PRETORIA - Local manufacturers for the retail industry and multi-national companies say load-shedding is having a catastrophic impact on their production.
Not only are the power outages impacting on their existing contracts, but questions are also being raised about whether they will invest in the future.
Universal Paper and Plastic is one of the biggest manufacturers in Garankuwa, north of Pretoria but there’s nothing to produce at the company that runs a 24-hour operation.
“As one of the largest employers, this is not sustainable any further,” said Universal Paper and Plastic’s Shaman Reddy.
“Further losses and downtime will inevitably result in job losses. In the current economy and volatile climate, that’s not acceptable.”
When load-shedding hits, the machines are switched off, production stops and staff are forced to down their tools but the producers are expected to deliver to their clients in the retail industry and multi-national companies.
“It’s catastrophic. It’s difficult to meet targets, when you’re efficient only 50-percent of the time.
“Inefficiency of 70-percent is detrimental to any business, not just ours.”

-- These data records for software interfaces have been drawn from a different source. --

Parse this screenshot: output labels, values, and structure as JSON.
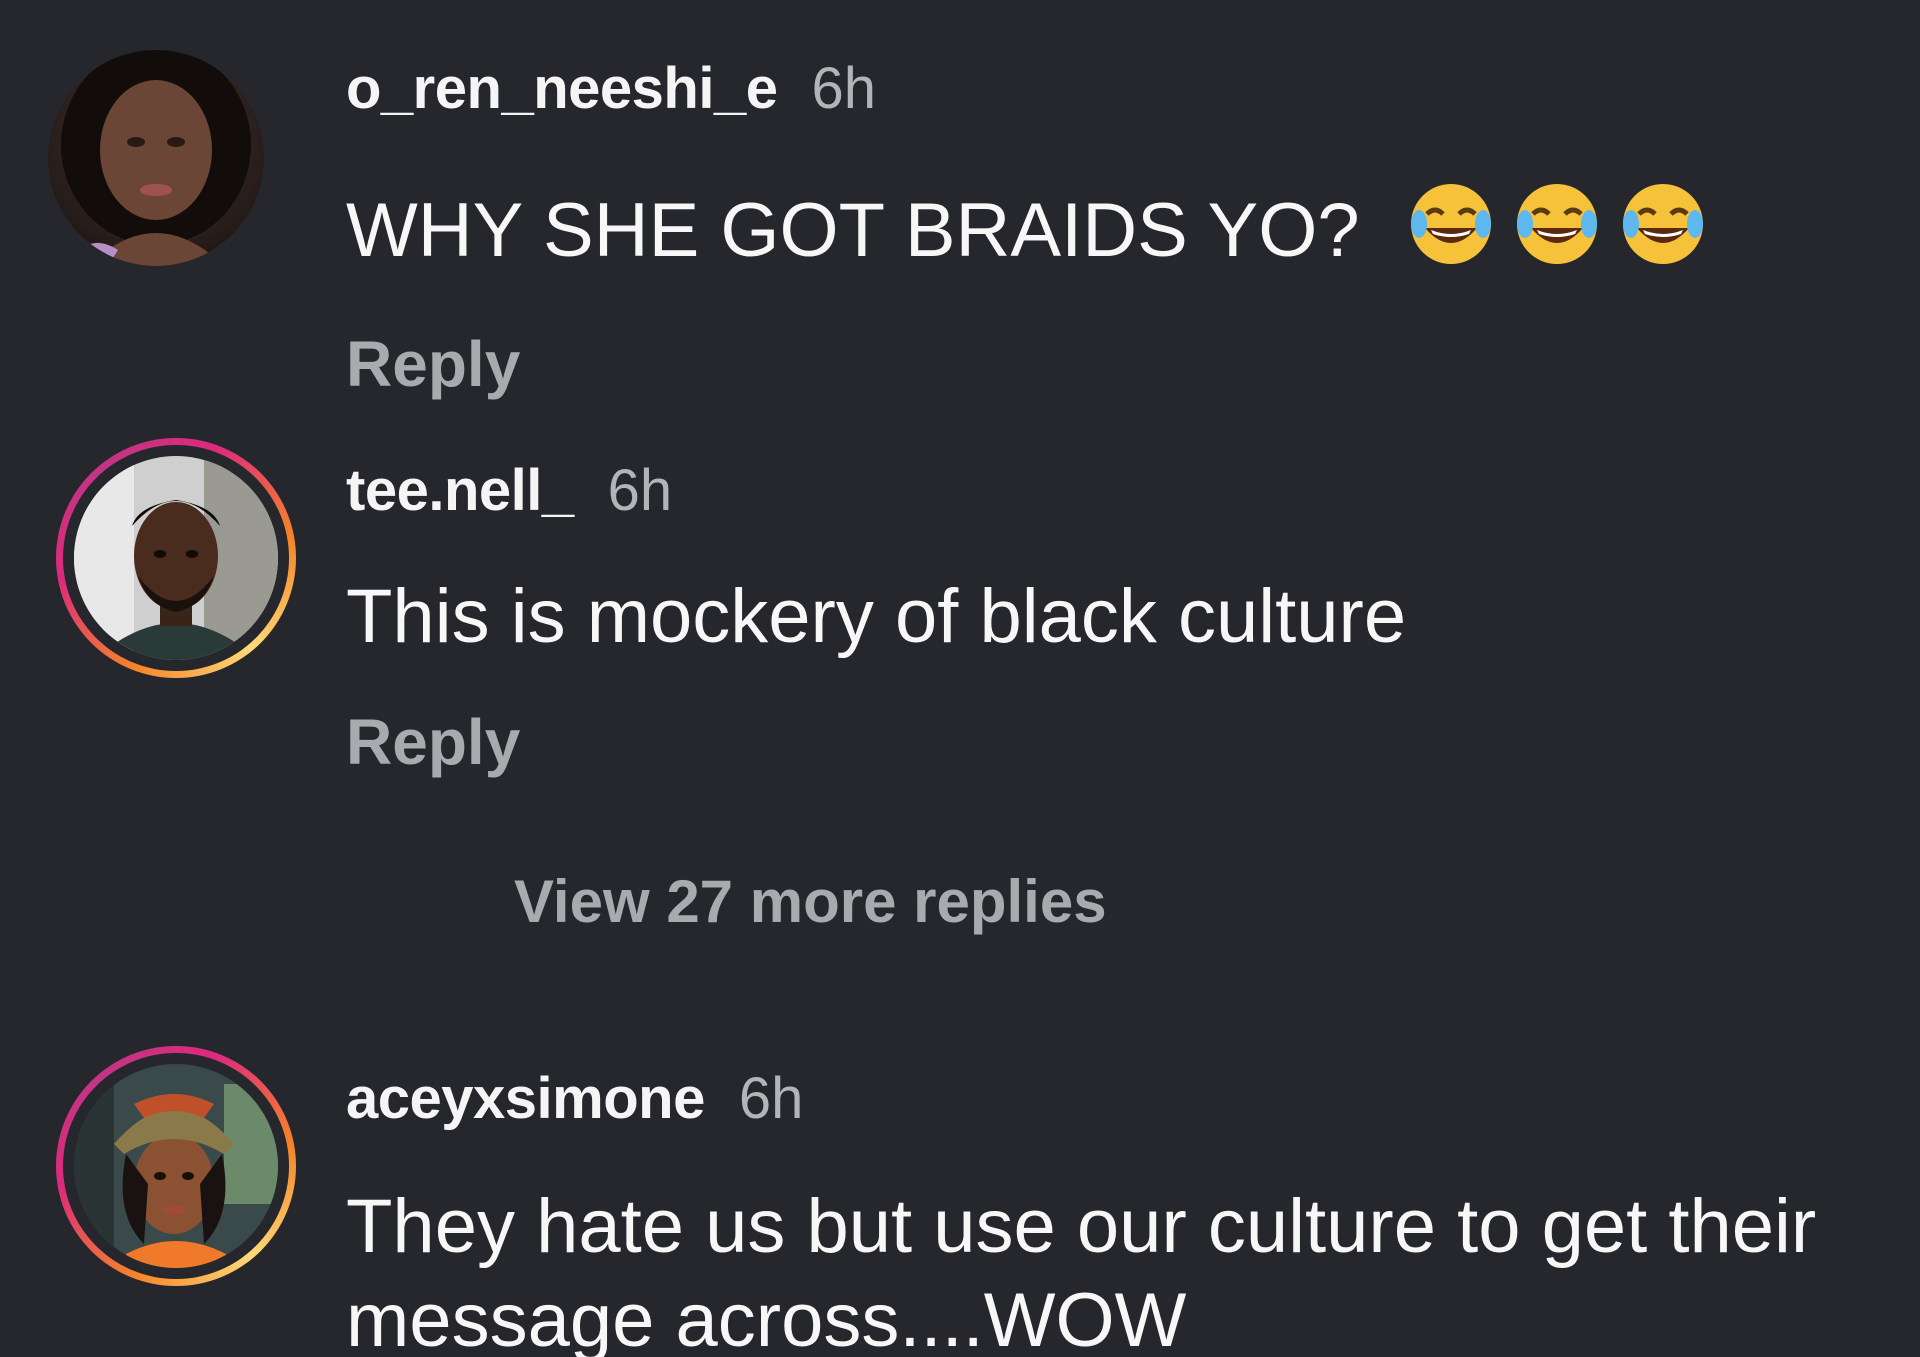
{
  "comments": [
    {
      "username": "o_ren_neeshi_e",
      "time": "6h",
      "text": "WHY SHE GOT BRAIDS YO?",
      "emojis": [
        "face-with-tears-of-joy",
        "face-with-tears-of-joy",
        "face-with-tears-of-joy"
      ],
      "reply_label": "Reply",
      "has_story_ring": false
    },
    {
      "username": "tee.nell_",
      "time": "6h",
      "text": "This is mockery of black culture",
      "reply_label": "Reply",
      "has_story_ring": true
    },
    {
      "username": "aceyxsimone",
      "time": "6h",
      "text": "They hate us but use our culture to get their message across....WOW",
      "has_story_ring": true
    }
  ],
  "view_more_replies": "View 27 more replies",
  "colors": {
    "background": "#25272c",
    "text_primary": "#f5f5f5",
    "text_secondary": "#a9aaae",
    "story_ring": [
      "#f58529",
      "#dd2a7b",
      "#c13584"
    ]
  }
}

While multi-national companies and large retailers have agreements in place with Eskom to provide reliable power, this is not the case for most local producers.
Economist Dr Heinrich Bohlmann says multi-nationals are likely to review their future investments.
“These big multinationals that want to invest and set up supply chain from SA, they don’t want to hear stories that our supply chain might be interrupted,” Bohlmann said.
“They need certainty. At the moment our electricity supply which is critical to this exercise is not looking certain at all.”
Experts warn there is a real possibility that investment promises, recently made to South Africa by multinational companies, might already be lost due to the load shedding.